**Assignment**:
Below is a set of records; restate each one word for word.

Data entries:
--

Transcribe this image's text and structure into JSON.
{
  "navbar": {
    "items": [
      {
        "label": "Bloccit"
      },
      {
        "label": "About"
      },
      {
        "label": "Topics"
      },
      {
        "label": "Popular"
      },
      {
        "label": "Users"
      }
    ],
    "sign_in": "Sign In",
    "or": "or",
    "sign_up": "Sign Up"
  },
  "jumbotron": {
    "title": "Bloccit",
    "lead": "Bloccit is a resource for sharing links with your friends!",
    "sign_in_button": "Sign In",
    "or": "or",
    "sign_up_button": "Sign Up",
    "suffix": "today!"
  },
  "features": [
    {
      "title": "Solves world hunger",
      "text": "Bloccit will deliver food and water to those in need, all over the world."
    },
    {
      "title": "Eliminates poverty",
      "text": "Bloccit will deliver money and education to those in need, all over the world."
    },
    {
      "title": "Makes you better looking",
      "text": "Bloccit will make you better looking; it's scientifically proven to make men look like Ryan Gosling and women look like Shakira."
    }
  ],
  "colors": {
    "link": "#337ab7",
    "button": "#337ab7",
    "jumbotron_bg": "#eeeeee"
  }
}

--

**Result of the exercise**:
Transcribe this image's text and structure into JSON.
{
  "navbar": {
    "items": [
      {
        "label": "Bloccit"
      },
      {
        "label": "About"
      },
      {
        "label": "Topics"
      },
      {
        "label": "Popular"
      },
      {
        "label": "Users"
      }
    ],
    "sign_in": "Sign In",
    "or": "or",
    "sign_up": "Sign Up"
  },
  "jumbotron": {
    "title": "Bloccit",
    "lead": "Bloccit is a resource for sharing links with your friends!",
    "sign_in_button": "Sign In",
    "or": "or",
    "sign_up_button": "Sign Up",
    "suffix": "today!"
  },
  "features": [
    {
      "title": "Solves world hunger",
      "text": "Bloccit will deliver food and water to those in need, all over the world."
    },
    {
      "title": "Eliminates poverty",
      "text": "Bloccit will deliver money and education to those in need, all over the world."
    },
    {
      "title": "Makes you better looking",
      "text": "Bloccit will make you better looking; it's scientifically proven to make men look like Ryan Gosling and women look like Shakira."
    }
  ],
  "colors": {
    "link": "#337ab7",
    "button": "#337ab7",
    "jumbotron_bg": "#eeeeee"
  }
}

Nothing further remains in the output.